** Opening RECORDS FOR PROCESSING block **

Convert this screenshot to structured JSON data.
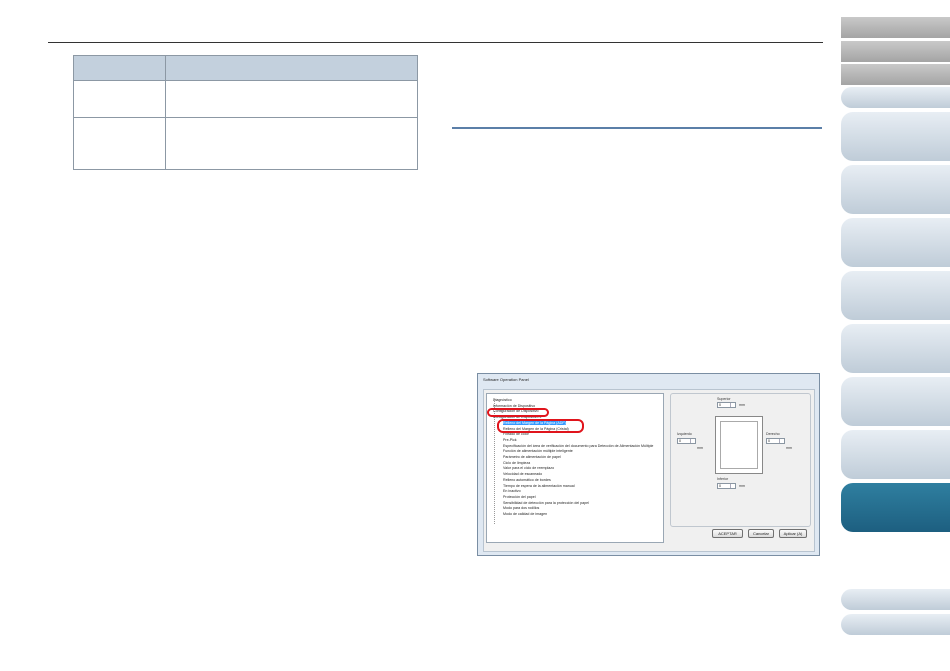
{
  "window": {
    "title": "Software Operation Panel",
    "tree": [
      {
        "label": "Diagnóstico",
        "level": 0
      },
      {
        "label": "Información de Dispositivo",
        "level": 0
      },
      {
        "label": "Configuración de Dispositivo",
        "level": 0
      },
      {
        "label": "Configuración de Dispositivo 2",
        "level": 0
      },
      {
        "label": "Relleno del Margen de la Página (ADF)",
        "level": 1,
        "selected": true
      },
      {
        "label": "Relleno del Margen de la Página (Cristal)",
        "level": 1
      },
      {
        "label": "Filtrado de color",
        "level": 1
      },
      {
        "label": "Pre-Pick",
        "level": 1
      },
      {
        "label": "Especificación del área de verificación del documento para Detección de Alimentación Múltiple",
        "level": 1
      },
      {
        "label": "Función de alimentación múltiple inteligente",
        "level": 1
      },
      {
        "label": "Parámetro de alimentación de papel",
        "level": 1
      },
      {
        "label": "Ciclo de limpieza",
        "level": 1
      },
      {
        "label": "Valor para el ciclo de reemplazo",
        "level": 1
      },
      {
        "label": "Velocidad de escaneado",
        "level": 1
      },
      {
        "label": "Relleno automático de bordes",
        "level": 1
      },
      {
        "label": "Tiempo de espera de la alimentación manual",
        "level": 1
      },
      {
        "label": "En inactivo",
        "level": 1
      },
      {
        "label": "Protección del papel",
        "level": 1
      },
      {
        "label": "Sensibilidad de detección para la protección del papel",
        "level": 1
      },
      {
        "label": "Modo para dos rodillos",
        "level": 1
      },
      {
        "label": "Modo de calidad de imagen",
        "level": 1
      }
    ],
    "margins": {
      "top_label": "Superior",
      "left_label": "Izquierdo",
      "right_label": "Derecho",
      "bottom_label": "Inferior",
      "top_value": "0",
      "left_value": "0",
      "right_value": "0",
      "bottom_value": "0",
      "unit": "mm"
    },
    "buttons": {
      "ok": "ACEPTAR",
      "cancel": "Cancelar",
      "apply": "Aplicar (A)"
    }
  }
}
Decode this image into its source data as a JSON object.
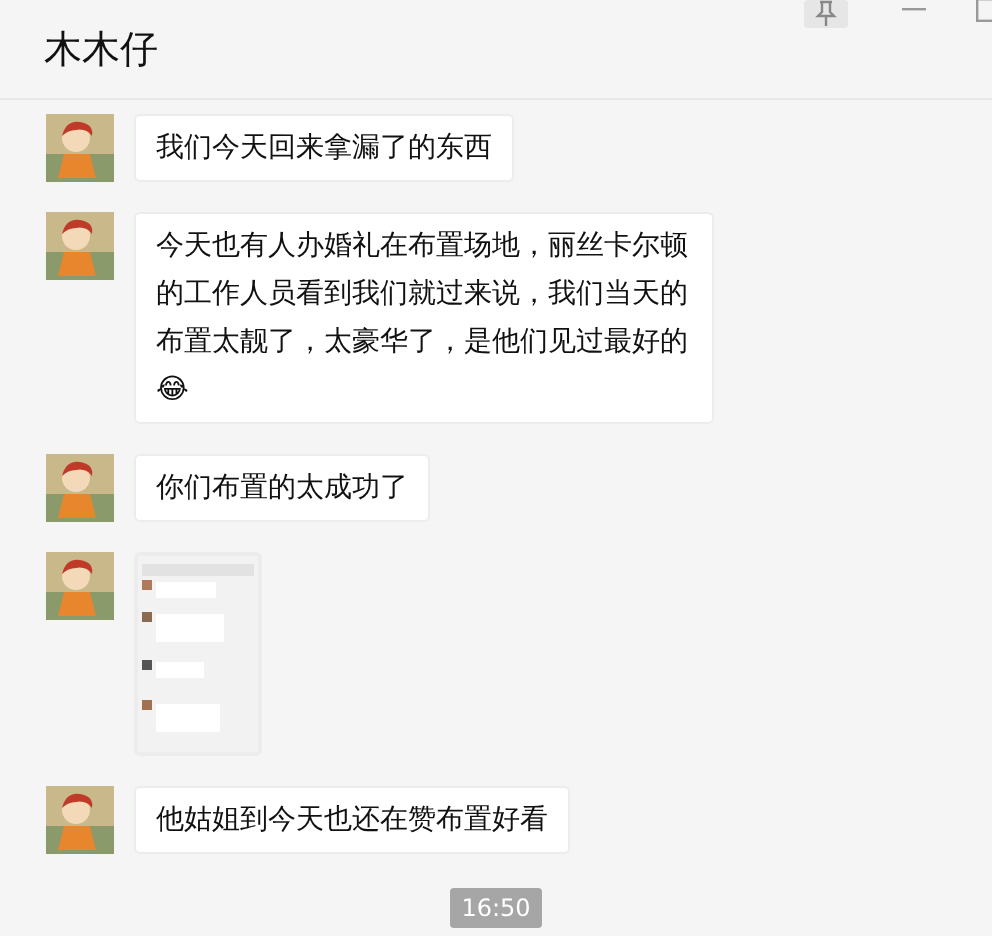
{
  "window": {
    "title": "木木仔"
  },
  "messages": [
    {
      "kind": "text",
      "text": "我们今天回来拿漏了的东西"
    },
    {
      "kind": "text",
      "text": "今天也有人办婚礼在布置场地，丽丝卡尔顿的工作人员看到我们就过来说，我们当天的布置太靓了，太豪华了，是他们见过最好的😂"
    },
    {
      "kind": "text",
      "text": "你们布置的太成功了"
    },
    {
      "kind": "picture"
    },
    {
      "kind": "text",
      "text": "他姑姐到今天也还在赞布置好看"
    }
  ],
  "timestamp": "16:50"
}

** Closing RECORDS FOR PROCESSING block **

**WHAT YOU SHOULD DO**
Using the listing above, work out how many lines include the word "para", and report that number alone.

**SOLUTION TO THE PROBLEM**
4